▶ [What to produce] Only an exact repetition of the entries counts as an answer.
*** Opening Source data ***
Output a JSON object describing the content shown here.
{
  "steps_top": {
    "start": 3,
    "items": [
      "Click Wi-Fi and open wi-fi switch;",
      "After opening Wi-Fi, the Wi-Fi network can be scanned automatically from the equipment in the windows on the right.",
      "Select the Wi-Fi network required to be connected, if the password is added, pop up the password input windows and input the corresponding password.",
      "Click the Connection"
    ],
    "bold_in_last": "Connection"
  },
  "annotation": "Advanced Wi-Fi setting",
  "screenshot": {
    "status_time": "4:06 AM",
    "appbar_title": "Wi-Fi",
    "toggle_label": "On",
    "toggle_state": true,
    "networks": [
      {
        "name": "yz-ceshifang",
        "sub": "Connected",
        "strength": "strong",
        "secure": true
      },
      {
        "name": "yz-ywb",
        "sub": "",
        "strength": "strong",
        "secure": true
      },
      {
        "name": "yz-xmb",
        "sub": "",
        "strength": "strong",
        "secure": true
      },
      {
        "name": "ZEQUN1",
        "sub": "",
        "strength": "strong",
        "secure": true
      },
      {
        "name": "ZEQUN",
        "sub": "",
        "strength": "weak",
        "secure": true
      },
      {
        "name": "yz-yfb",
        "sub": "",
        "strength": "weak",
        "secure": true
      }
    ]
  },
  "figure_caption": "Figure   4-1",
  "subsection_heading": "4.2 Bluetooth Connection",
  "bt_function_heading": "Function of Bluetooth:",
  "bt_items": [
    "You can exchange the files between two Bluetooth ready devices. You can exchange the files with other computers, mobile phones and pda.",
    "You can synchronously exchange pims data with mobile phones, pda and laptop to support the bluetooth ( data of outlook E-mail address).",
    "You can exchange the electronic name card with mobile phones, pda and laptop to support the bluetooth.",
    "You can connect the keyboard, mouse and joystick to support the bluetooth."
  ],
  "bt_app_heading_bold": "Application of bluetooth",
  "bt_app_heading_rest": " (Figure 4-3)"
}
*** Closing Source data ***
▶ [Response to this exercise]
Output a JSON object describing the content shown here.
{
  "steps_top": {
    "start": 3,
    "items": [
      "Click Wi-Fi and open wi-fi switch;",
      "After opening Wi-Fi, the Wi-Fi network can be scanned automatically from the equipment in the windows on the right.",
      "Select the Wi-Fi network required to be connected, if the password is added, pop up the password input windows and input the corresponding password.",
      "Click the Connection"
    ],
    "bold_in_last": "Connection"
  },
  "annotation": "Advanced Wi-Fi setting",
  "screenshot": {
    "status_time": "4:06 AM",
    "appbar_title": "Wi-Fi",
    "toggle_label": "On",
    "toggle_state": true,
    "networks": [
      {
        "name": "yz-ceshifang",
        "sub": "Connected",
        "strength": "strong",
        "secure": true
      },
      {
        "name": "yz-ywb",
        "sub": "",
        "strength": "strong",
        "secure": true
      },
      {
        "name": "yz-xmb",
        "sub": "",
        "strength": "strong",
        "secure": true
      },
      {
        "name": "ZEQUN1",
        "sub": "",
        "strength": "strong",
        "secure": true
      },
      {
        "name": "ZEQUN",
        "sub": "",
        "strength": "weak",
        "secure": true
      },
      {
        "name": "yz-yfb",
        "sub": "",
        "strength": "weak",
        "secure": true
      }
    ]
  },
  "figure_caption": "Figure   4-1",
  "subsection_heading": "4.2 Bluetooth Connection",
  "bt_function_heading": "Function of Bluetooth:",
  "bt_items": [
    "You can exchange the files between two Bluetooth ready devices. You can exchange the files with other computers, mobile phones and pda.",
    "You can synchronously exchange pims data with mobile phones, pda and laptop to support the bluetooth ( data of outlook E-mail address).",
    "You can exchange the electronic name card with mobile phones, pda and laptop to support the bluetooth.",
    "You can connect the keyboard, mouse and joystick to support the bluetooth."
  ],
  "bt_app_heading_bold": "Application of bluetooth",
  "bt_app_heading_rest": " (Figure 4-3)"
}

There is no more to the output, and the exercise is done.